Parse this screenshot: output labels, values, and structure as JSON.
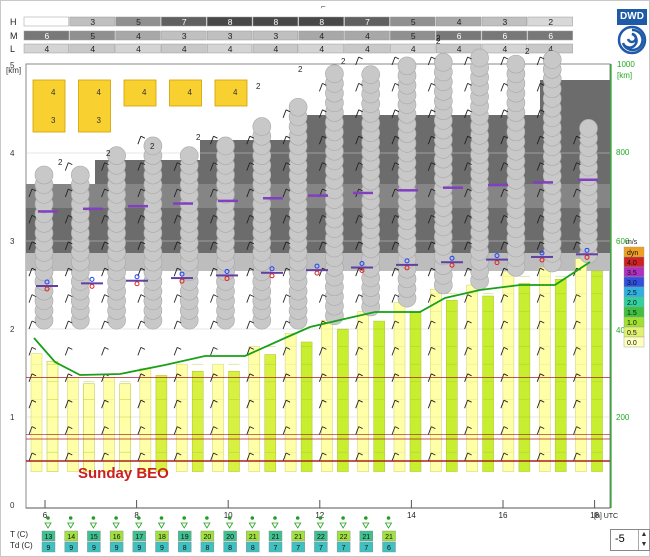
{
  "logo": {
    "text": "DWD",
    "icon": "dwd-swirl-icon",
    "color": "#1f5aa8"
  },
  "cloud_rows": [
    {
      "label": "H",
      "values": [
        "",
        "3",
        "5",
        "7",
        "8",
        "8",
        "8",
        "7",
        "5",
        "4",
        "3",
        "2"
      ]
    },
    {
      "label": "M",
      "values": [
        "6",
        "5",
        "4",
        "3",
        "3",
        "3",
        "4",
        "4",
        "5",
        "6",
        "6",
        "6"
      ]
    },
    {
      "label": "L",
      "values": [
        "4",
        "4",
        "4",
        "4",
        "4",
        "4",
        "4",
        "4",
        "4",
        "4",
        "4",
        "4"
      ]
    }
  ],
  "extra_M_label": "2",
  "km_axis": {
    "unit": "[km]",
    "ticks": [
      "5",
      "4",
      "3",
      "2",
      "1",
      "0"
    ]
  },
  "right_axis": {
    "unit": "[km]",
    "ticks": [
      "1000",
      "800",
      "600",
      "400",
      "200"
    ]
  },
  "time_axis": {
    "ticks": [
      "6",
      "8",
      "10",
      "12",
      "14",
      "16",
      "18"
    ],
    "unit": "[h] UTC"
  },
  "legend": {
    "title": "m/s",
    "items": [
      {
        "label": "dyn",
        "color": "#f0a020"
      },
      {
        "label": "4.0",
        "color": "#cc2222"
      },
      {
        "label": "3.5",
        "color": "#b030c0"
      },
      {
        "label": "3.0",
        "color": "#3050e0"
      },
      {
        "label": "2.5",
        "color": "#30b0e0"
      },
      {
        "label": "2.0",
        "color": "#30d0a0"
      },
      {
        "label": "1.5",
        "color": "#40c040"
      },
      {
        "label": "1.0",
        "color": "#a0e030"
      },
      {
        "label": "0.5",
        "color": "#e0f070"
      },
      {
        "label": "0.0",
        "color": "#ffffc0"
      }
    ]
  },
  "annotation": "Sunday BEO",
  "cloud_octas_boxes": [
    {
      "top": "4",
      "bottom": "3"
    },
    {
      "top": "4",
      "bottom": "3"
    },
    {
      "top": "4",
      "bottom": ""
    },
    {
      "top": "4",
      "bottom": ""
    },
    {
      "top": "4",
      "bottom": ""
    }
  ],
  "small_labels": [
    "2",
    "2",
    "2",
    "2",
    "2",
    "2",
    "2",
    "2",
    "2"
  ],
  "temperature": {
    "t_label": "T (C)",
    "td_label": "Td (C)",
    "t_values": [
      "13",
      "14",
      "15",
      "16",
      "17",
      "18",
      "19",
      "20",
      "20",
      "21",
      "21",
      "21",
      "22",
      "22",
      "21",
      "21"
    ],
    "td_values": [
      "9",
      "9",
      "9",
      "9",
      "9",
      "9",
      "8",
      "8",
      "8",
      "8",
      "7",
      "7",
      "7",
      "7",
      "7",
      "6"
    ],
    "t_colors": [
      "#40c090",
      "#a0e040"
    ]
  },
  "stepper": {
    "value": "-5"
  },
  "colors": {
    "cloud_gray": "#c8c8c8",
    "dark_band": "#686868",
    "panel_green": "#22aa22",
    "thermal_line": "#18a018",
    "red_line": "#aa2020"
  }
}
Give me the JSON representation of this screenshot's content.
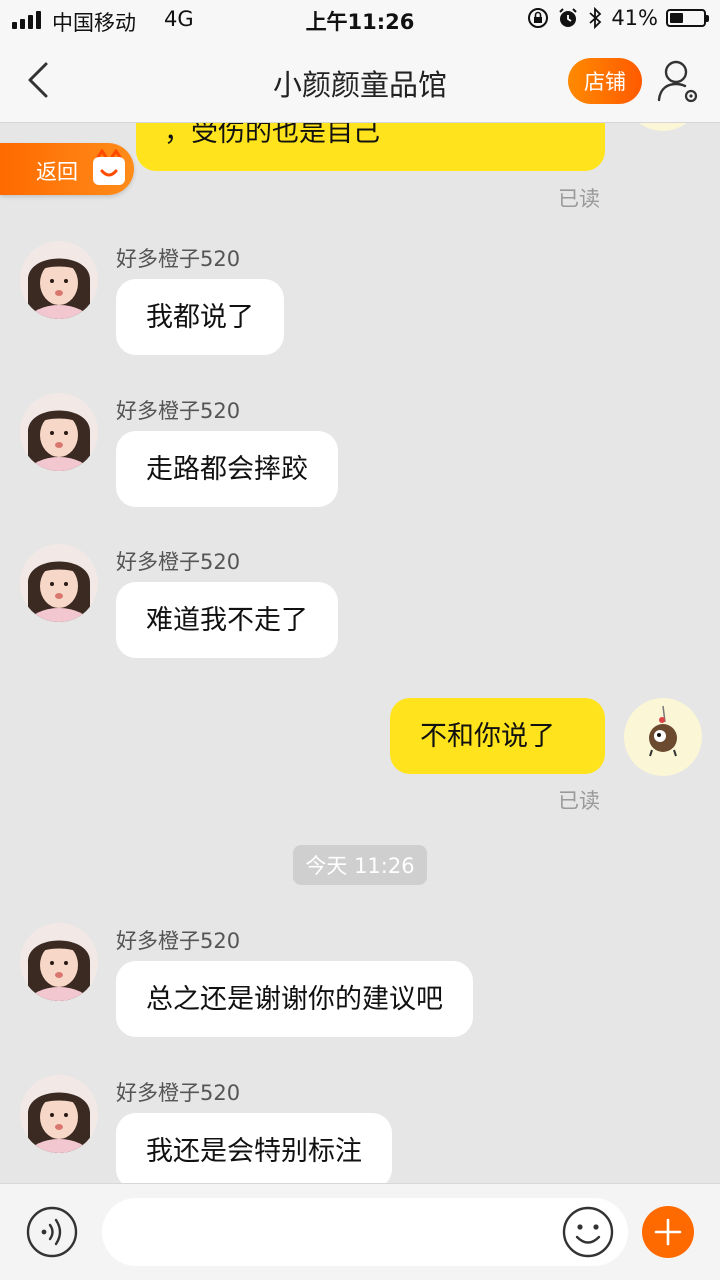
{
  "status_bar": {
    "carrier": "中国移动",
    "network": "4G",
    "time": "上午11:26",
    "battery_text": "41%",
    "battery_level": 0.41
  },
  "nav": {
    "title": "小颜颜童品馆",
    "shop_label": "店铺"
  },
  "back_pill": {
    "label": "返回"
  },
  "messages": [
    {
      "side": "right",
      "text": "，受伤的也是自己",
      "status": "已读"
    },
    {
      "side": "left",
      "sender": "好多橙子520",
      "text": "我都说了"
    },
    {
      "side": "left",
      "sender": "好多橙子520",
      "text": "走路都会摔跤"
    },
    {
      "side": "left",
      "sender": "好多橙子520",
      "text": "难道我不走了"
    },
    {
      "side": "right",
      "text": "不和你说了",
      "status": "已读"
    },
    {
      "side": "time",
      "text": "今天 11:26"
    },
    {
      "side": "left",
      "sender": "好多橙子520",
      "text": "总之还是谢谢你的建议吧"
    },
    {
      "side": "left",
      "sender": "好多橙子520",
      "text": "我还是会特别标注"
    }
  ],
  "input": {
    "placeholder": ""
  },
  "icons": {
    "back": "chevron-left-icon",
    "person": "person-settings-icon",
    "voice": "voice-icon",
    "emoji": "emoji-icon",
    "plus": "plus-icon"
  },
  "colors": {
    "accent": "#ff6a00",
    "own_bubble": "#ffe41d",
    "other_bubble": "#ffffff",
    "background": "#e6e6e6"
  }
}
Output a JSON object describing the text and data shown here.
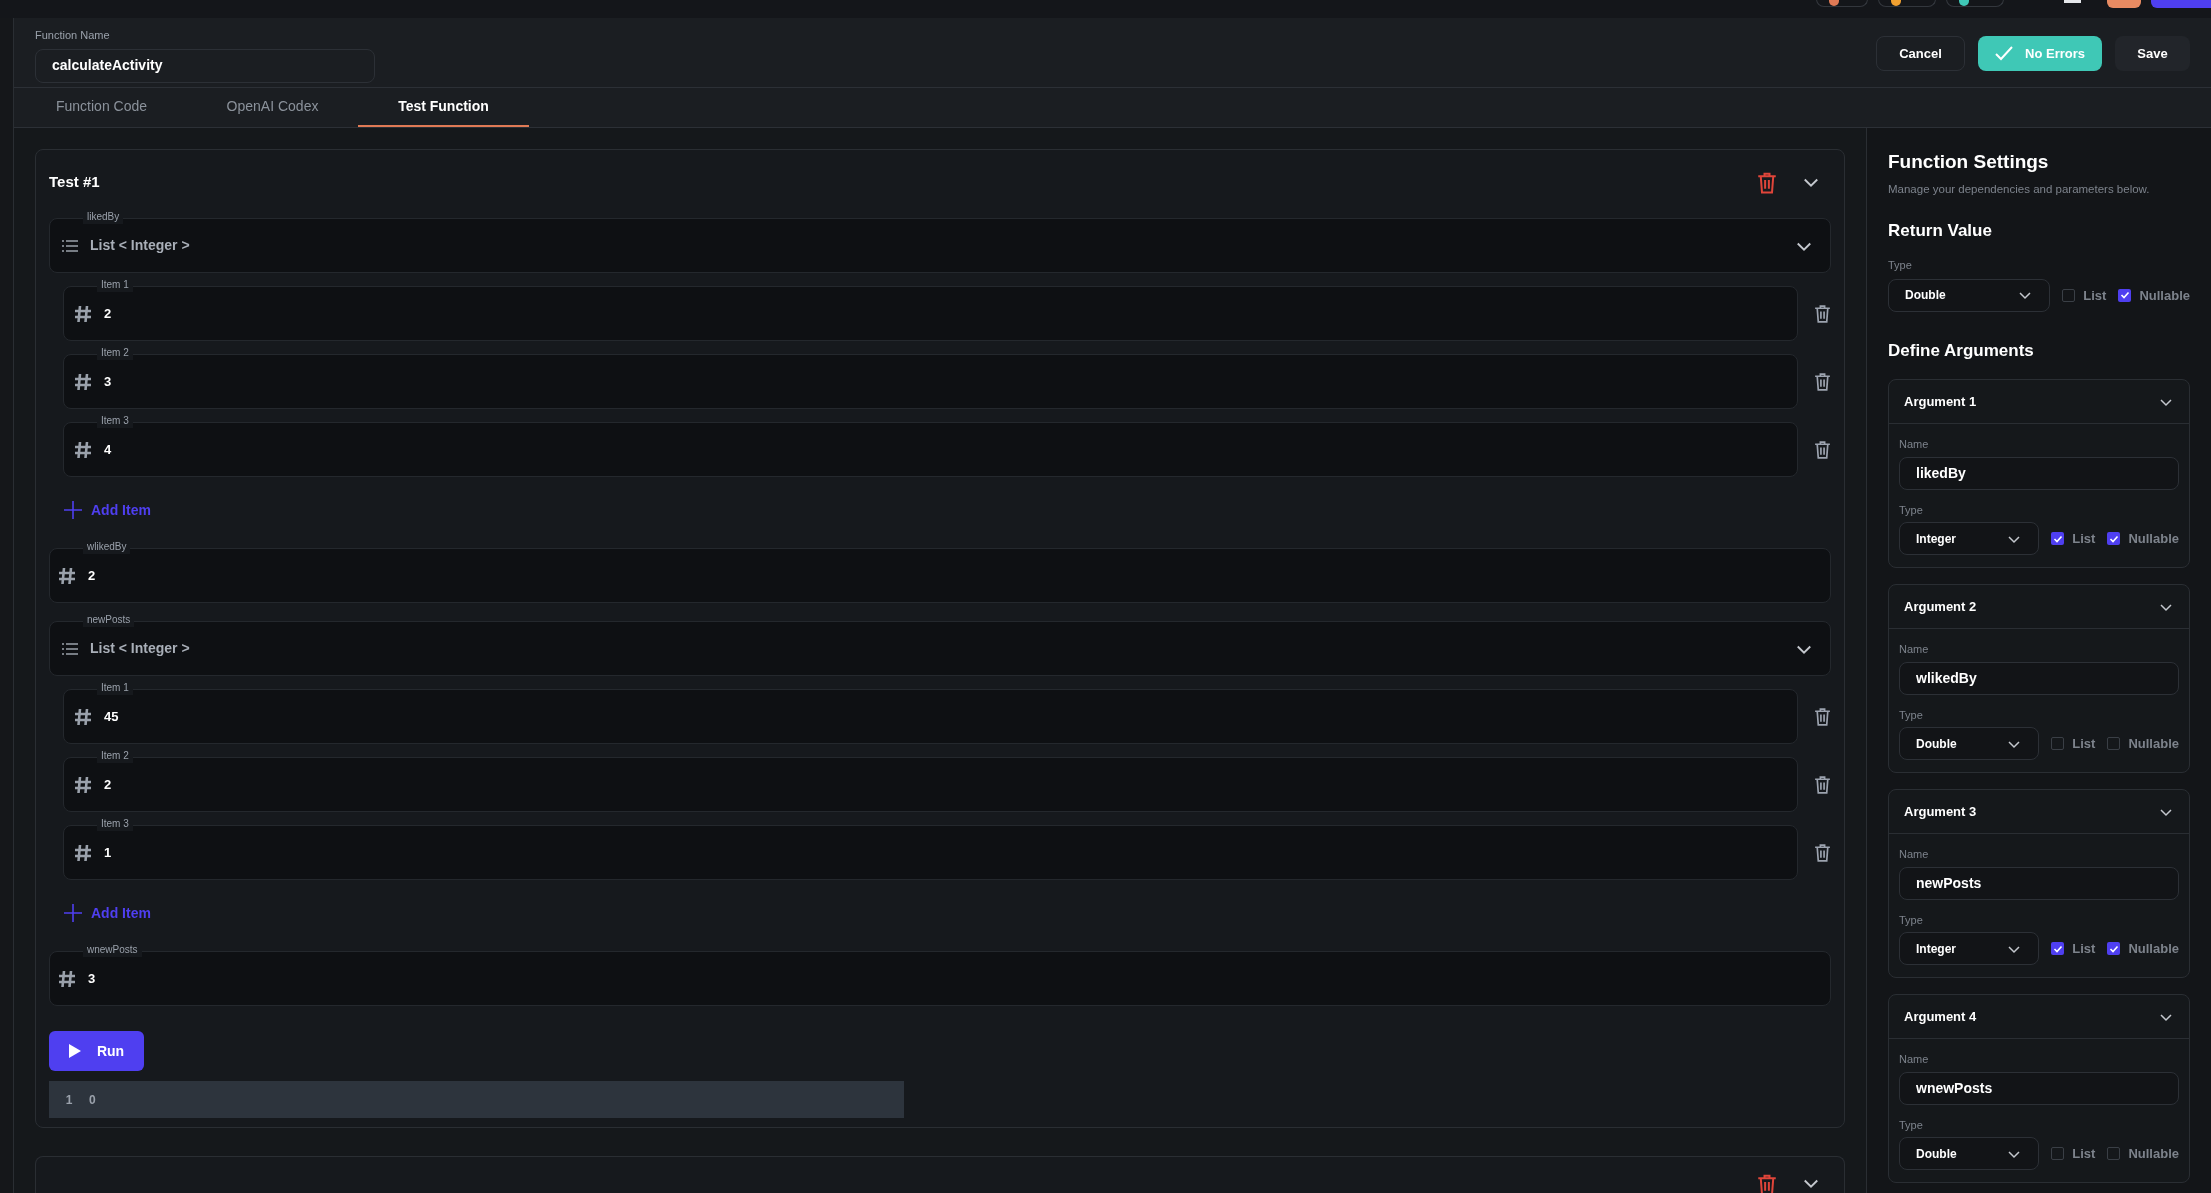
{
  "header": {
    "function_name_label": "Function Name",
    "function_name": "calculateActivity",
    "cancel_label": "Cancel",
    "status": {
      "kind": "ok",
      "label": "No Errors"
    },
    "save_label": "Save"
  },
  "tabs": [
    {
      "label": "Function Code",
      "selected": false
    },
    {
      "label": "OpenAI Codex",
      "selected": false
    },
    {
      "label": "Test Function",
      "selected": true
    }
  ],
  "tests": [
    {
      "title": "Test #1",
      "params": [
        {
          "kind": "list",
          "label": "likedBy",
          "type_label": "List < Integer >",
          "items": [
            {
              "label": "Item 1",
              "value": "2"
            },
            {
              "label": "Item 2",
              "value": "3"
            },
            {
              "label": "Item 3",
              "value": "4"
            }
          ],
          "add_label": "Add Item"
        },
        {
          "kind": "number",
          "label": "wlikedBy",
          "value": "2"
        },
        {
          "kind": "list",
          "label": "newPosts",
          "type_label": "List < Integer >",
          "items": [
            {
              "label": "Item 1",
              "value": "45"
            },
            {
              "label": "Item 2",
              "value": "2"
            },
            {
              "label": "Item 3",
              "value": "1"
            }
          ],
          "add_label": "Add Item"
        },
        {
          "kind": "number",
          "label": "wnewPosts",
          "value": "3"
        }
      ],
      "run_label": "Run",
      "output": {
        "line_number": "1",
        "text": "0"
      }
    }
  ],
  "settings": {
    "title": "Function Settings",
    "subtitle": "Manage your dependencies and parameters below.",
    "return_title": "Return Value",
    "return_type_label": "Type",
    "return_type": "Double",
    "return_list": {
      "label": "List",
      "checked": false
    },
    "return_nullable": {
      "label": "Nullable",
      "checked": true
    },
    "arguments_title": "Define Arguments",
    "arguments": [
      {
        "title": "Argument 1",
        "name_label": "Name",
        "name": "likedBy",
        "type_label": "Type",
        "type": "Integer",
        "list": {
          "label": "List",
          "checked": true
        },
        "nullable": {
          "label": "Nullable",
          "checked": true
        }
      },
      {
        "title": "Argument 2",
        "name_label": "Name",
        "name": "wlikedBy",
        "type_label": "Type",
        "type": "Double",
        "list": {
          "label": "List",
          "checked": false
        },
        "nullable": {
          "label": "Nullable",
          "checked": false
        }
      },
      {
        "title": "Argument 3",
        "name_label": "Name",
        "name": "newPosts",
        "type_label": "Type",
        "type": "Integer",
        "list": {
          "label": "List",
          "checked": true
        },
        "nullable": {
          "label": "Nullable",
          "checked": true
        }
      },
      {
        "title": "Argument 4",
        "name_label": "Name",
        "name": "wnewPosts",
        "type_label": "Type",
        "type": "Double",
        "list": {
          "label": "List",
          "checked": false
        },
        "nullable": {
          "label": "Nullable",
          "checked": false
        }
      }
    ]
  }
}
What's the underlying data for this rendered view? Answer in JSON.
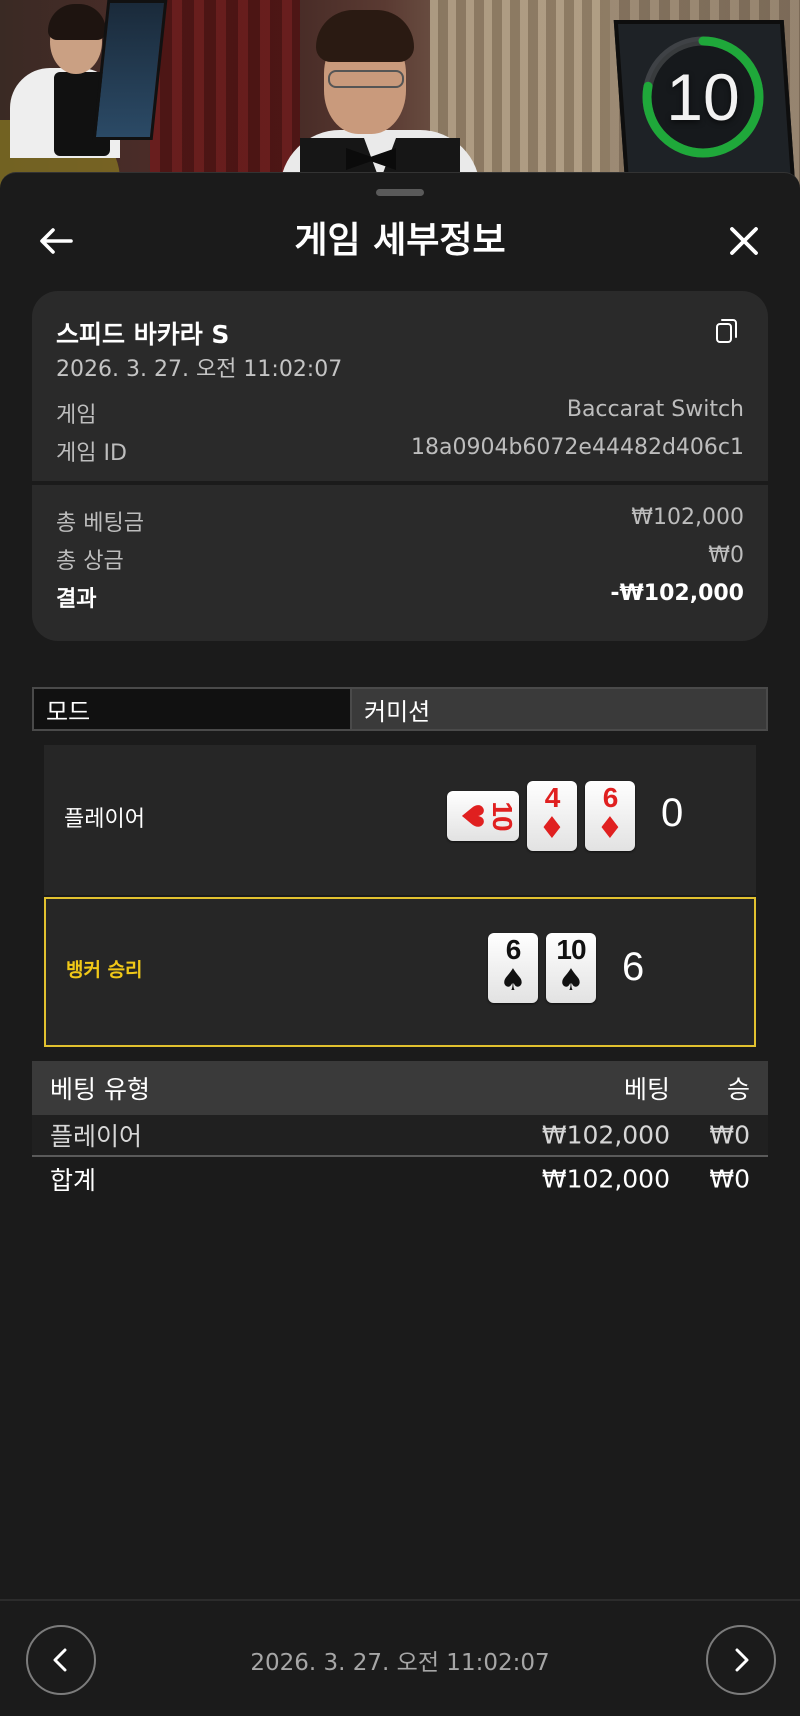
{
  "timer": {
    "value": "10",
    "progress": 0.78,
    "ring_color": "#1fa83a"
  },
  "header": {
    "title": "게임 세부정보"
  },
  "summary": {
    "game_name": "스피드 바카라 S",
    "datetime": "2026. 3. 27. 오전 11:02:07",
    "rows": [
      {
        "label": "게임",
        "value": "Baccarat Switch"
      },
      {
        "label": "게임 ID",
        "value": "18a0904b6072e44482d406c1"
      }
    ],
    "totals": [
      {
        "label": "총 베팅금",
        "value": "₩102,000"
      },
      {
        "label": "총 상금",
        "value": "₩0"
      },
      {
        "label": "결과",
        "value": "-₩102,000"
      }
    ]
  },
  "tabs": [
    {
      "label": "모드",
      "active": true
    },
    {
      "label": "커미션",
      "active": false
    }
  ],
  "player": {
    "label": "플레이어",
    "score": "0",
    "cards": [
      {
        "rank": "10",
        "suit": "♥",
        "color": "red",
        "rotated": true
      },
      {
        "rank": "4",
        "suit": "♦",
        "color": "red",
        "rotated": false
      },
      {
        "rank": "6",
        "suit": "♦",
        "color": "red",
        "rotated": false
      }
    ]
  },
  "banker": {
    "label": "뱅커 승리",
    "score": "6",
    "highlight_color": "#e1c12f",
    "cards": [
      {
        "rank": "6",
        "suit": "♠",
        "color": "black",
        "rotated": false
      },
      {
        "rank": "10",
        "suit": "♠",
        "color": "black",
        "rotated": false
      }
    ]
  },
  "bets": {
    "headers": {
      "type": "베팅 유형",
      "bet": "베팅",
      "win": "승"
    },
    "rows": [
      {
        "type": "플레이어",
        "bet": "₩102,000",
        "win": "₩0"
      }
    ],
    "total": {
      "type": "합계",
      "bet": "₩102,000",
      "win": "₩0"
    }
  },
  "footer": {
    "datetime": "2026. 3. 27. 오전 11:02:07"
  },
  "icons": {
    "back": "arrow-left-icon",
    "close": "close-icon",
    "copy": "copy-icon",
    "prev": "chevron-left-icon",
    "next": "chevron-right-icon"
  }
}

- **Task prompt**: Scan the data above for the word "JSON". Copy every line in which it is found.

- **Answer to the problem**:
Parse this screenshot: output labels, values, and structure as JSON.
Give me the JSON representation of this screenshot's content.
Output a JSON object describing the text and data shown here.
What's the underlying data for this rendered view? Answer in JSON.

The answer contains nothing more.